Apr 13, 2019, 1:41 am615 pts
Our phones have quickly become much more than devices used to call one another. In fact, phones have developed so much that most people would consider using it to call people almost a foreign idea, with the popularity of texting and all of the apps now available.
It could be said that our lives are becoming increasingly centralized in that there's almost nothing you can't use your phone to do. This applies to managing your finances and going over online banking. Many iOS users have now elected to pay their bills and go over their financial situations using their iOS devices like iPhones and iPads. With the increasing understanding that our data is valuable and not always extremely secure, the question now is whether or not that is a safe practice. In practice keeping your information safe on your phone is very similar to keeping it safe on a PC, but there are definitely some things to consider:
Avoid using public Wi-Fi
Public Wi-Fi networks are notoriously under protected and all it takes is one other person with the right software that is usually very easily obtainable to be able to sniff out many of your personal details. The information being sent through the Wi-Fi network might be just enough to compromise your financial accounts and there's very little you can do to prevent it short of making sure everything is encrypted. If you have to use public Wi-Fi for financial transactions, avoid using it in extremely busy places like airports or large places where the chances of malicious users might be higher.
Only send money through trusted services

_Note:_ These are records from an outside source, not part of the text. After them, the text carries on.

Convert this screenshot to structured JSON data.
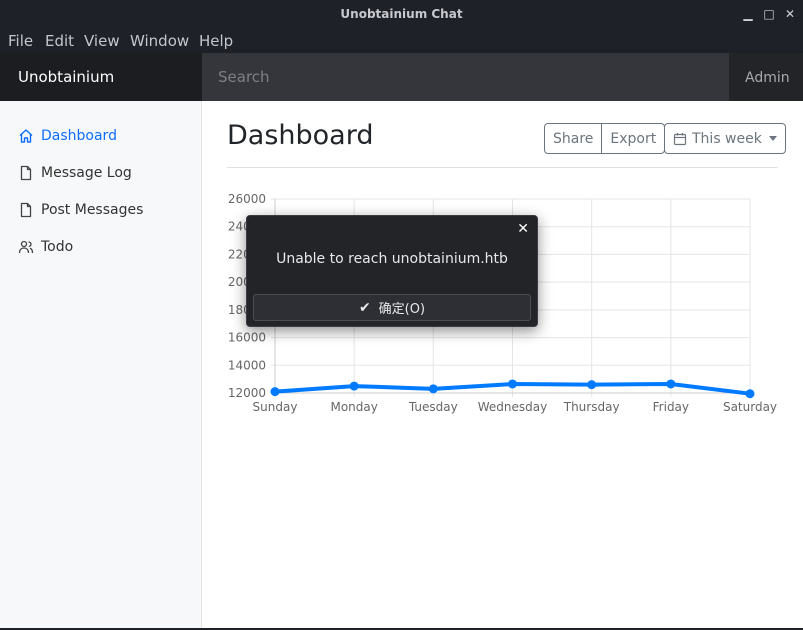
{
  "window": {
    "title": "Unobtainium Chat",
    "minimize_glyph": "▁",
    "maximize_glyph": "□",
    "close_glyph": "✕"
  },
  "menu": [
    "File",
    "Edit",
    "View",
    "Window",
    "Help"
  ],
  "header": {
    "brand": "Unobtainium",
    "search_placeholder": "Search",
    "user": "Admin"
  },
  "sidebar": {
    "items": [
      {
        "label": "Dashboard",
        "icon": "home-icon",
        "active": true
      },
      {
        "label": "Message Log",
        "icon": "file-icon",
        "active": false
      },
      {
        "label": "Post Messages",
        "icon": "file-icon",
        "active": false
      },
      {
        "label": "Todo",
        "icon": "users-icon",
        "active": false
      }
    ]
  },
  "main": {
    "title": "Dashboard",
    "share_label": "Share",
    "export_label": "Export",
    "period_label": "This week"
  },
  "chart_data": {
    "type": "line",
    "categories": [
      "Sunday",
      "Monday",
      "Tuesday",
      "Wednesday",
      "Thursday",
      "Friday",
      "Saturday"
    ],
    "values": [
      12100,
      12500,
      12300,
      12650,
      12600,
      12650,
      11950
    ],
    "y_ticks": [
      12000,
      14000,
      16000,
      18000,
      20000,
      22000,
      24000,
      26000
    ],
    "ylim": [
      12000,
      26000
    ],
    "grid": true,
    "color": "#007bff"
  },
  "dialog": {
    "message": "Unable to reach unobtainium.htb",
    "ok_label": "确定(O)",
    "close_glyph": "✕"
  }
}
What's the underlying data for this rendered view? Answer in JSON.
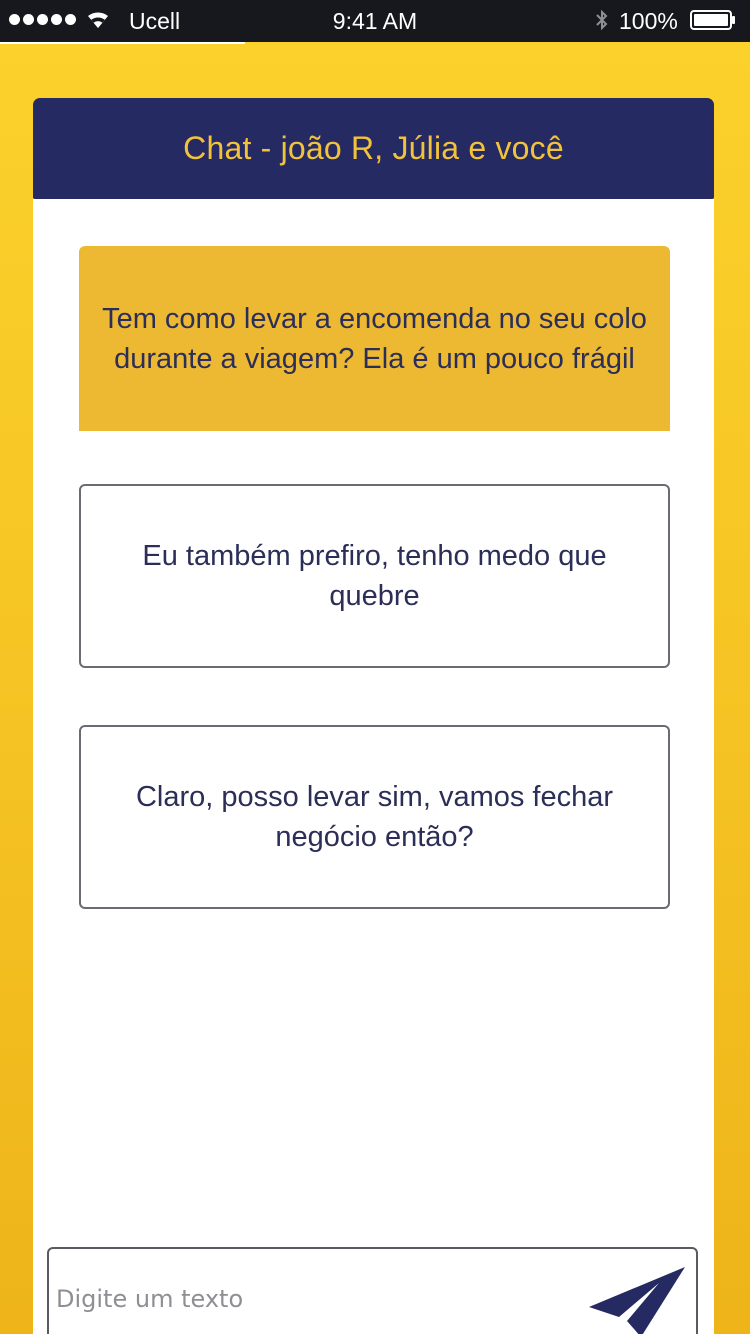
{
  "status_bar": {
    "carrier": "Ucell",
    "time": "9:41 AM",
    "battery": "100%",
    "icons": [
      "signal-dots-icon",
      "wifi-icon",
      "bluetooth-icon",
      "battery-icon"
    ]
  },
  "chat": {
    "title": "Chat - joão R, Júlia e você",
    "messages": [
      {
        "type": "incoming",
        "text": "Tem como levar a encomenda no seu colo durante a viagem? Ela é um pouco frágil"
      },
      {
        "type": "outgoing",
        "text": "Eu também prefiro, tenho medo que quebre"
      },
      {
        "type": "outgoing",
        "text": "Claro, posso levar sim, vamos fechar negócio então?"
      }
    ]
  },
  "composer": {
    "placeholder": "Digite um texto",
    "value": "",
    "send_icon": "send-paper-plane-icon"
  },
  "colors": {
    "background": "#f5c323",
    "header": "#262a62",
    "title_text": "#f2c33a",
    "incoming_bubble": "#edb933",
    "text": "#2b2e57"
  }
}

With the billions of dollars that flow through the internet every day, many people are clamoring to get a piece of the pie. Not everyone however is willing to do so legitimately. The main points of failure are the user themselves and the servers that are handling the transaction. That's why, if you are sending money you should only use either a bank's mobile app or a money transfer service that doesn't store any of your card information on their servers. Make sure that whatever service you're using that handles real money is reputable and follows modern security etiquette for protecting your information.
Phishing is the simple process in which a fake link is sent to a user and brings them with a carbon-copy of a website they frequently use and login to. The difference is that their version of the site isn't functional and once you enter your login details on this fake site, it goes straight to the scammers. It's essentially handing over the keys to the castle and many people don't even realize they've been duped. The easiest way to avoid phishing is to not click any links sent to you via email or that you've found online. Type in web addresses manually or bookmark the legitimate site and only access it via that bookmark.
Many people out there would like to take advantage of all of the financial data that is floating around there, thanks to the heavy adoption of mobile phones. These people usually aren't sophisticated hackers that will go extremely far to get your details, they are mainly looking for low hanging fruit that will equal a quick and untraceable payday. So long as you make yourself harder to take advantage of than 90% of the population, it's much more likely that they'll focus on an easier mark instead of you.